EXERCISE DIRECTIONS >>
Could you report every line from the entries that includes the word "sync"?

INFORMATION SUPPLIED >>
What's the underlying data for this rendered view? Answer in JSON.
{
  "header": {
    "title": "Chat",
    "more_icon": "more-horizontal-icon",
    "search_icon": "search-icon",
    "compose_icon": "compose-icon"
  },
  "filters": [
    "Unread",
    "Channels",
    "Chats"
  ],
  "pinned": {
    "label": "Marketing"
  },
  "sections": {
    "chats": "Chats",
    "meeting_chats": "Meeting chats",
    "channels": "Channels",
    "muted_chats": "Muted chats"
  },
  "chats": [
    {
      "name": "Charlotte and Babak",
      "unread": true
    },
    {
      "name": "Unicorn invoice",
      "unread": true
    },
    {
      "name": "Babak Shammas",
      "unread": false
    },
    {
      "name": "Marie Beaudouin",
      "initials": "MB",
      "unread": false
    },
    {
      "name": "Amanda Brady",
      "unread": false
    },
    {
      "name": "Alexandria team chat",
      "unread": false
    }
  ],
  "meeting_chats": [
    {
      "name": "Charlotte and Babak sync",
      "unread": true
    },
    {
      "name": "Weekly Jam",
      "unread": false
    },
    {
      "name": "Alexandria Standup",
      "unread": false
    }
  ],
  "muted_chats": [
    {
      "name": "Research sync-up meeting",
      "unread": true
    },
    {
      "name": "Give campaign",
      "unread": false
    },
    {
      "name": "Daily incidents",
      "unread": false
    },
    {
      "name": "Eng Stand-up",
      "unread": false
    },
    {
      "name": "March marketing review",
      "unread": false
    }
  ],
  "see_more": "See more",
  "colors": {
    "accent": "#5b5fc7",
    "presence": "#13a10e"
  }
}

FINAL ANSWER >>
      "name": "Charlotte and Babak sync",
      "name": "Research sync-up meeting",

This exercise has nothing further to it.